## PROMPT:
Which lines below contain the word "Default"? Copy each one.

## SOURCE MATERIAL:
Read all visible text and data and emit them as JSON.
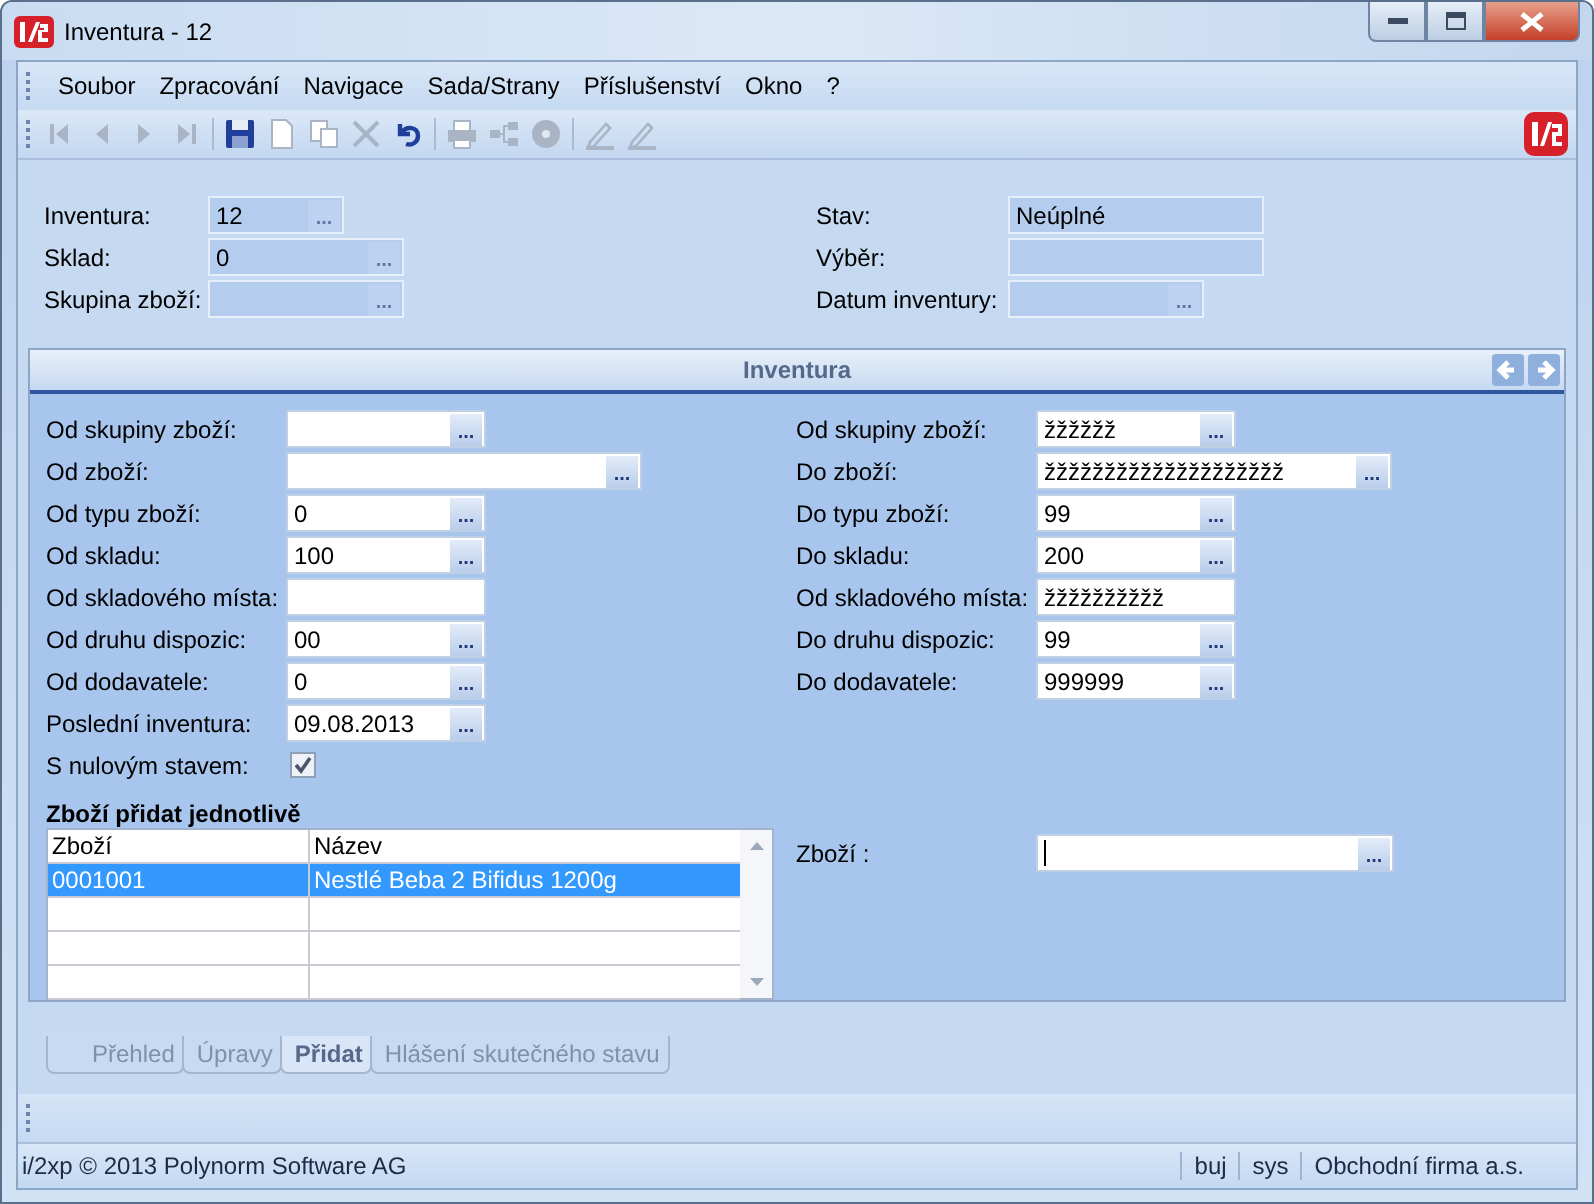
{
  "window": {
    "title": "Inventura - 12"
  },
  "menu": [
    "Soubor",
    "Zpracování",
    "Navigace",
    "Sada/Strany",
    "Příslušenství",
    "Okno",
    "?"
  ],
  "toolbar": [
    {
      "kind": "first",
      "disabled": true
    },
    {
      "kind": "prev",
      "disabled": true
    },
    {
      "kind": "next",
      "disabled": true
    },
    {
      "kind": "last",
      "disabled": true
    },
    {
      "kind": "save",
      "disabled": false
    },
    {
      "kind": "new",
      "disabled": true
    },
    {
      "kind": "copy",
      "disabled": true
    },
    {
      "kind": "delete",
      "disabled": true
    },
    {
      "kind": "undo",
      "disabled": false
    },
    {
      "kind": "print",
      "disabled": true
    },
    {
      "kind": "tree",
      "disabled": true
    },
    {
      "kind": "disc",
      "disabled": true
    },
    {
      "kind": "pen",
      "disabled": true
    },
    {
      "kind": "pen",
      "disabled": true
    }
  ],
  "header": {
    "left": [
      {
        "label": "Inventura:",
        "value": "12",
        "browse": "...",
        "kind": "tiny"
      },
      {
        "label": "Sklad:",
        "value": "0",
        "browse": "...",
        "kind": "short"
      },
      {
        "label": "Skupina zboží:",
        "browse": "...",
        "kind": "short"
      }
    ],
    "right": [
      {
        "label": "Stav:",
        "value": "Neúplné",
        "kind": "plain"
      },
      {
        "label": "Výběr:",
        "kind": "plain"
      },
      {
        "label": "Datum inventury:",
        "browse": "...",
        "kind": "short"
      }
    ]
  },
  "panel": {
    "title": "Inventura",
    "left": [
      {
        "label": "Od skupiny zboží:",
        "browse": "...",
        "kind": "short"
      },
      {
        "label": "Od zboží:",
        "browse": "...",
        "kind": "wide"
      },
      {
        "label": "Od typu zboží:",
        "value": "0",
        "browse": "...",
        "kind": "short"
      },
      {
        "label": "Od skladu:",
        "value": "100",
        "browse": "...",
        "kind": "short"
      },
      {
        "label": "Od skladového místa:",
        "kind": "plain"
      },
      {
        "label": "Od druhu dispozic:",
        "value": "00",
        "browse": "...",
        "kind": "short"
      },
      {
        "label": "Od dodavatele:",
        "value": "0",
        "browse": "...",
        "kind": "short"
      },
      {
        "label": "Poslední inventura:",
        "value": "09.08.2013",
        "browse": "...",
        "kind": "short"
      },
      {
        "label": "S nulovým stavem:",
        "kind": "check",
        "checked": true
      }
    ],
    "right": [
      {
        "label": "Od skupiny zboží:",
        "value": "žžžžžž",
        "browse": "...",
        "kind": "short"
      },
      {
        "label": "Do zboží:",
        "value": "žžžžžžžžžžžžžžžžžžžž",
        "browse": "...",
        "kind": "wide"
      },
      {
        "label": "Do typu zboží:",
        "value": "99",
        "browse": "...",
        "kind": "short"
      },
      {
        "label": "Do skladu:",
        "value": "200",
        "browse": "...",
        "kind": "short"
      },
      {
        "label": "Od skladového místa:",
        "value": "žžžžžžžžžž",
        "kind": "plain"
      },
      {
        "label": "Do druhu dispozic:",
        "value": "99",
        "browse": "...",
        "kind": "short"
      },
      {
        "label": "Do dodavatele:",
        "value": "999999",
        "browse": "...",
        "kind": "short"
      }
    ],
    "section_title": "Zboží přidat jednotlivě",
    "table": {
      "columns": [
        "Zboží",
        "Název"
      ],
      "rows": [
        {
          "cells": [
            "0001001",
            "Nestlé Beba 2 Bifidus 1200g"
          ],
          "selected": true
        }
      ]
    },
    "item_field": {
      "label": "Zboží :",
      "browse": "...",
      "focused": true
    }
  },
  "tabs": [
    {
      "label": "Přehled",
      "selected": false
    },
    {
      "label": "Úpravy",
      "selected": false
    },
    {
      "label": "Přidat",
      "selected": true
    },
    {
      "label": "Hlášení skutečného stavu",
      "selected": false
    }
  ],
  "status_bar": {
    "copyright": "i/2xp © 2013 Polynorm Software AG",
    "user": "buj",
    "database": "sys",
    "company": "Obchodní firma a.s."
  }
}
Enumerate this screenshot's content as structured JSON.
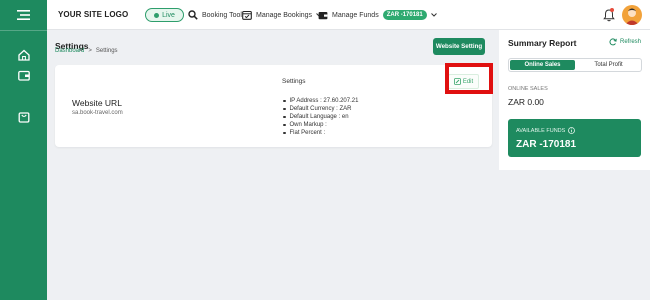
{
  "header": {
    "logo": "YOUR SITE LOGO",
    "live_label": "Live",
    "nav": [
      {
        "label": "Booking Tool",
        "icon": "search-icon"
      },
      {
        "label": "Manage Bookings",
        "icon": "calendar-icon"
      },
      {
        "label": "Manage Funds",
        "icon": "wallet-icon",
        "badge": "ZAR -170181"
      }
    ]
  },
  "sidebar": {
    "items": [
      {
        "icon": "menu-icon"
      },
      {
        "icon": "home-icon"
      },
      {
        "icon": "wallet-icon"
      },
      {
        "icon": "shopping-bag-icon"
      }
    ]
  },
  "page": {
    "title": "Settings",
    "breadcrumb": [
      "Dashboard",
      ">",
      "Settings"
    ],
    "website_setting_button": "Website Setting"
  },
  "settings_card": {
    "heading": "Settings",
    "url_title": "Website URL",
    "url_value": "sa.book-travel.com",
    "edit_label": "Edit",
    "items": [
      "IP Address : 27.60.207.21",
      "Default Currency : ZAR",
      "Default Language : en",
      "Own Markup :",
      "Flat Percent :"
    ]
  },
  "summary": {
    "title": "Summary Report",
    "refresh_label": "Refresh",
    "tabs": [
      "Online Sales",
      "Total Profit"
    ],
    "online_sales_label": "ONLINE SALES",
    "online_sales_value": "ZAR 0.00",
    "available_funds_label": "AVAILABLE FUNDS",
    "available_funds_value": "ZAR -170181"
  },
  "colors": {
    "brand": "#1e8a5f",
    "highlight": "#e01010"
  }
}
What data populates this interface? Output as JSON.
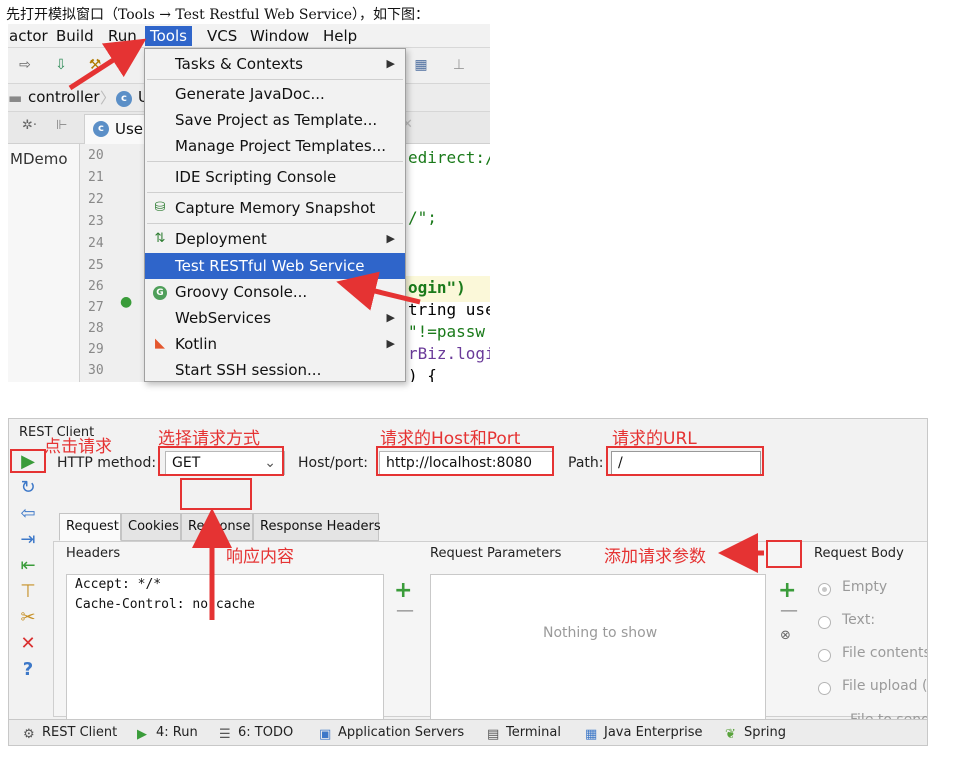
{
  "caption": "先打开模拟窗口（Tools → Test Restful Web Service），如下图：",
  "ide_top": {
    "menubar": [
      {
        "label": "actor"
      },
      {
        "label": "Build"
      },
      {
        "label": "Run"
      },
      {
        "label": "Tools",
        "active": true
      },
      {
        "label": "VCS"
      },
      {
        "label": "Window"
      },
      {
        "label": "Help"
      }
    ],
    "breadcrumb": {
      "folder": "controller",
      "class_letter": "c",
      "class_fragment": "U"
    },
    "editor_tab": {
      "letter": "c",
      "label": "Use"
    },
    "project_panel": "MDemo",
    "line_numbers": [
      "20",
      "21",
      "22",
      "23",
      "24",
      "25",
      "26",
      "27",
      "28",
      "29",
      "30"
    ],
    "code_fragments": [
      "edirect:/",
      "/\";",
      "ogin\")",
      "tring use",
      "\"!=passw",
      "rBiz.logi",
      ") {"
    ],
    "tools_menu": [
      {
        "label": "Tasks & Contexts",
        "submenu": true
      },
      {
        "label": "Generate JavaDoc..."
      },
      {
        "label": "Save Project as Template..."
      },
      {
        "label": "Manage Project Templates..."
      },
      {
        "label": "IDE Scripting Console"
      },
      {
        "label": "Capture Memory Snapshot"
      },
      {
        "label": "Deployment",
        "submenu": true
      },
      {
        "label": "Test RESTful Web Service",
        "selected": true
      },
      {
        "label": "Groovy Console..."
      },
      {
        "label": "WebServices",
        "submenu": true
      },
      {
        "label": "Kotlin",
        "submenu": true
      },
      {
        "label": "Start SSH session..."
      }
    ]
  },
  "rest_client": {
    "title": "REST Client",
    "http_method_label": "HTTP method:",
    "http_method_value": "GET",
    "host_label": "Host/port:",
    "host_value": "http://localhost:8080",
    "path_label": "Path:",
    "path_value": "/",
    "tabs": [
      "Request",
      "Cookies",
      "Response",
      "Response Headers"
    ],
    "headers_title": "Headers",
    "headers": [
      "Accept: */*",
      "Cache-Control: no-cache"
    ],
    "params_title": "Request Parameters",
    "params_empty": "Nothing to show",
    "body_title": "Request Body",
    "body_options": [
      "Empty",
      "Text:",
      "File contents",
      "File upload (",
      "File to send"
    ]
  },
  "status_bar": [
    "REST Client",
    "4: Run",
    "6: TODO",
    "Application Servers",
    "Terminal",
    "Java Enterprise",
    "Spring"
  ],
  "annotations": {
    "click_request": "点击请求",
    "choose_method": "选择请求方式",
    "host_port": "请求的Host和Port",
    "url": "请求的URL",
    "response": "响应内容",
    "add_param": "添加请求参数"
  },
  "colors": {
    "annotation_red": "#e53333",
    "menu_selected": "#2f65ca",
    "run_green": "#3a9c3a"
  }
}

## WRITTEN ANSWER:
      "Default Currency : ZAR",
      "Default Language : en",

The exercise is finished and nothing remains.